Even with a lot of people and mostly pre-cut wood, it still took a long time to build the bins from scratch. I had to leave early (after coming late, bad work-party etiquette for sure but nobody made me feel bad!), so I have yet to bring home my bin. I hope to pick it up tomorrow, and then I’ll have to get going on shredding newspaper for the worms’ bedding and then getting actual worms. The ones I plan to use, Red Wigglers (Eisenia foetida), are pretty pricey – $25 for 1/2 lb. at Seattle Tilth, so I might be able to get some from my mom’s compost pile or see if there are any left over from the gal who brought some to the bee.

It might be a smart idea to invest in a copy of Worms Eat My Garbage by Mary Appelhof, the definitive classic on vermicomposting human food waste. To find out more about composting with worms, this Treehugger article has a lot of info plus links galore.

For the free plan we used, also from Seattle Tilth, click here for a 3-page PDF. With a bit of scrap wood, total costs including hardware for ours were only $23 each. I’ve seen them for sale for over $100, so if you are handy or know someone who is, that’s a pretty good savings for a few hours of work.

It was great to meet a bunch of people who are interested in stuff like this, and I am super excited to start letting the worms make me some incredible compost. Starting later this week, I will stop giving our family’s food scraps to the city to compost, except for the worm bin no-no’s (meat/dairy/fish and, according to some folks, citrus – too acidic.) This is my small attempt to do a bit more to cut down on our little family’s impact on the planet. Happy Earth(worm) Day!

 

Happy (Early) Earth Day April 18, 2009

Filed under: environment — greenwalks @ 9:51 am
Tags: , , , , , , ,

To most gardeners, every day is Earth Day. We are already connected to the cycles of the seasons, the needs of the soil, and the interactions between plants, wild creatures, and humans.

But if you want to get technical about it, April 22nd has been designated Earth Day and all week there are many events, activities and actions to take part in to help celebrate and assist our planet. The Earth Day Network has a plethora of offerings, from links to local events to info about greening up schools and bringing clean water to the developing world.

I am sometimes cynical about these one-day deals but with this the idea is to educate ourselves and others to make lasting changes that will benefit us all. The City of Seattle just made some of this a lot easier by expanding its recycling and composting programs so that less garbage ends up in the landfill. My personal goal for this year is to stop being lazy about letting the city do my composting for me and then buying it back in plastic (non-recyclable) bags. To that end, I will be attending a worm-bin-building event tomorrow and hope to use the result to turn our food waste into black gold.

What are your plans for Earth Day this week? Special action or just enjoying digging in your own dirt and continuing on with your good-earth practices?
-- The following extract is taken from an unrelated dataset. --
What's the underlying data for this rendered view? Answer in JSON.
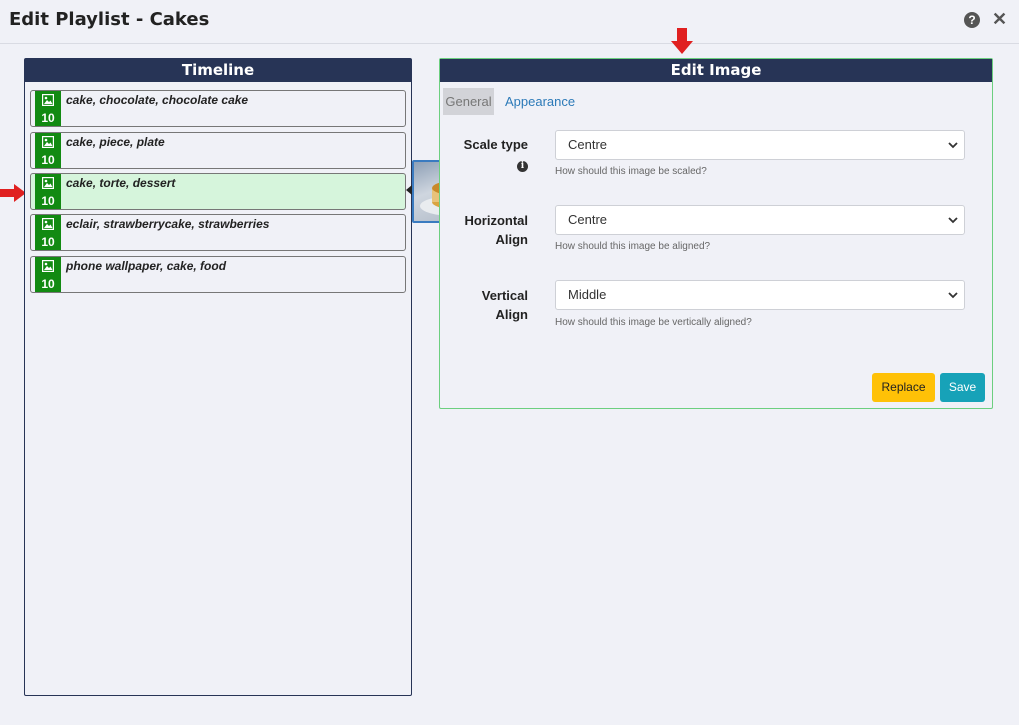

earthtwinimages1

(“Twins Image” of Earth taken by Messenger spacecraft, produced by Johns Hopkins University/APL. Image courtesy of NASA Jet Propulsion Laboratory, Caltech. To see more images from this mind-bendingly large and free-to-use  gallery, click here.)